PROBLEM REQUIREMENTS —
Leaving the pictures aside, return the listing exactly as it appears.

§

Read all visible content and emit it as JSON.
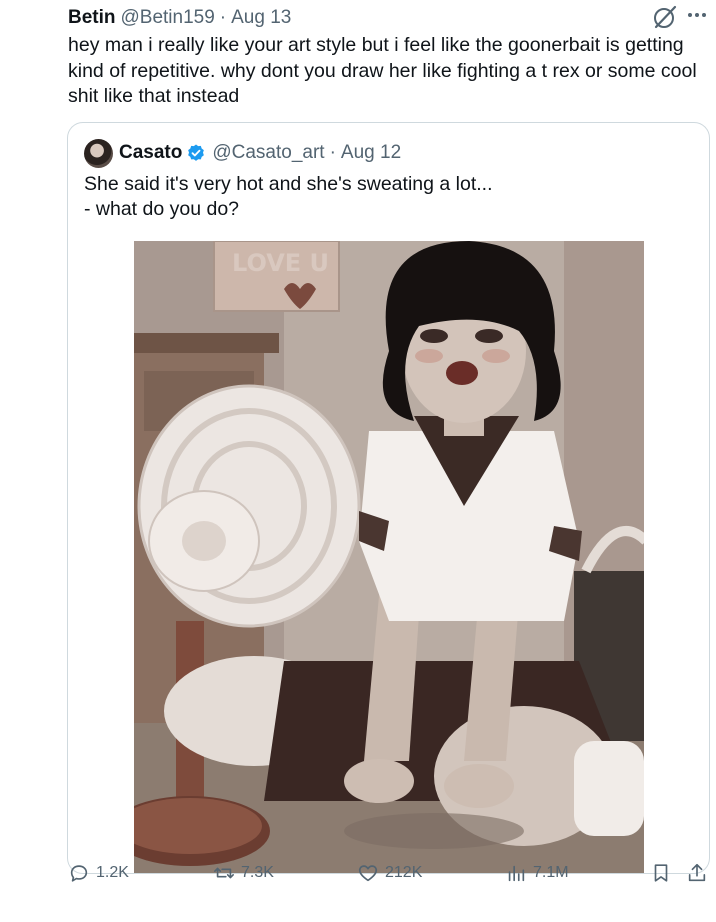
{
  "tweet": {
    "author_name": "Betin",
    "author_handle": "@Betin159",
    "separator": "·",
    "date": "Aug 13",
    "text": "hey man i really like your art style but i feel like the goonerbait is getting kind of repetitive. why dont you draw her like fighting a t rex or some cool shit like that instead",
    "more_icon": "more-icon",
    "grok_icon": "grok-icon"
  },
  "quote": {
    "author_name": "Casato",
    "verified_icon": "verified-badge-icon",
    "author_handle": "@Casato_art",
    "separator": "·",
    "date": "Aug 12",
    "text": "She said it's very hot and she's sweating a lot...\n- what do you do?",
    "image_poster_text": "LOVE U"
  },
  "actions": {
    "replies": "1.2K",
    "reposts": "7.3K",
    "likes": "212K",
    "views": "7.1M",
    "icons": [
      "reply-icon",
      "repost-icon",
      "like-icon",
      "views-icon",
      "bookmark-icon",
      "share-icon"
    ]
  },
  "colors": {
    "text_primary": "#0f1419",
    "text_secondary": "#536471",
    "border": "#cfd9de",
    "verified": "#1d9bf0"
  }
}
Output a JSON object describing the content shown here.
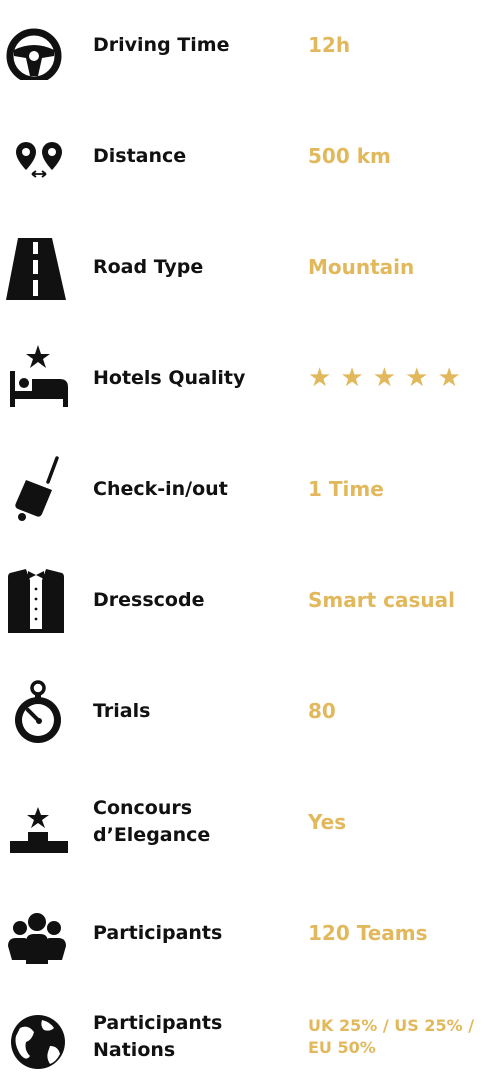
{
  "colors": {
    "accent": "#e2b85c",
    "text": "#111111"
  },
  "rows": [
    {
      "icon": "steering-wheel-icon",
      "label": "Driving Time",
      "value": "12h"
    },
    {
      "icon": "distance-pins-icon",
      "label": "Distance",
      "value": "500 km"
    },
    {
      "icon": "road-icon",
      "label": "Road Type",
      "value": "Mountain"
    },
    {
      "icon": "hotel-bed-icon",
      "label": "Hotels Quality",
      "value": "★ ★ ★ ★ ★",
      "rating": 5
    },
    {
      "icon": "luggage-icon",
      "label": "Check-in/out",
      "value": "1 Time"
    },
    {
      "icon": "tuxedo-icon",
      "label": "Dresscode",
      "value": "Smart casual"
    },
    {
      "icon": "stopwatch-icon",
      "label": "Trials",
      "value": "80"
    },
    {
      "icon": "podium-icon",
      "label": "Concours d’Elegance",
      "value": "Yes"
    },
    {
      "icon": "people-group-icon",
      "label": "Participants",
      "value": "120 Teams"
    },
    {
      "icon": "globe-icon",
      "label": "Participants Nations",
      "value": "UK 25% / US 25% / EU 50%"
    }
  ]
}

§

RESULT —
Read all visible content and emit it as JSON.
{
  "tweet": {
    "author_name": "Betin",
    "author_handle": "@Betin159",
    "separator": "·",
    "date": "Aug 13",
    "text": "hey man i really like your art style but i feel like the goonerbait is getting kind of repetitive. why dont you draw her like fighting a t rex or some cool shit like that instead",
    "more_icon": "more-icon",
    "grok_icon": "grok-icon"
  },
  "quote": {
    "author_name": "Casato",
    "verified_icon": "verified-badge-icon",
    "author_handle": "@Casato_art",
    "separator": "·",
    "date": "Aug 12",
    "text": "She said it's very hot and she's sweating a lot...\n- what do you do?",
    "image_poster_text": "LOVE U"
  },
  "actions": {
    "replies": "1.2K",
    "reposts": "7.3K",
    "likes": "212K",
    "views": "7.1M",
    "icons": [
      "reply-icon",
      "repost-icon",
      "like-icon",
      "views-icon",
      "bookmark-icon",
      "share-icon"
    ]
  },
  "colors": {
    "text_primary": "#0f1419",
    "text_secondary": "#536471",
    "border": "#cfd9de",
    "verified": "#1d9bf0"
  }
}
Output a JSON object describing the content shown here.
{
  "colors": {
    "accent": "#e2b85c",
    "text": "#111111"
  },
  "rows": [
    {
      "icon": "steering-wheel-icon",
      "label": "Driving Time",
      "value": "12h"
    },
    {
      "icon": "distance-pins-icon",
      "label": "Distance",
      "value": "500 km"
    },
    {
      "icon": "road-icon",
      "label": "Road Type",
      "value": "Mountain"
    },
    {
      "icon": "hotel-bed-icon",
      "label": "Hotels Quality",
      "value": "★ ★ ★ ★ ★",
      "rating": 5
    },
    {
      "icon": "luggage-icon",
      "label": "Check-in/out",
      "value": "1 Time"
    },
    {
      "icon": "tuxedo-icon",
      "label": "Dresscode",
      "value": "Smart casual"
    },
    {
      "icon": "stopwatch-icon",
      "label": "Trials",
      "value": "80"
    },
    {
      "icon": "podium-icon",
      "label": "Concours d’Elegance",
      "value": "Yes"
    },
    {
      "icon": "people-group-icon",
      "label": "Participants",
      "value": "120 Teams"
    },
    {
      "icon": "globe-icon",
      "label": "Participants Nations",
      "value": "UK 25% / US 25% / EU 50%"
    }
  ]
}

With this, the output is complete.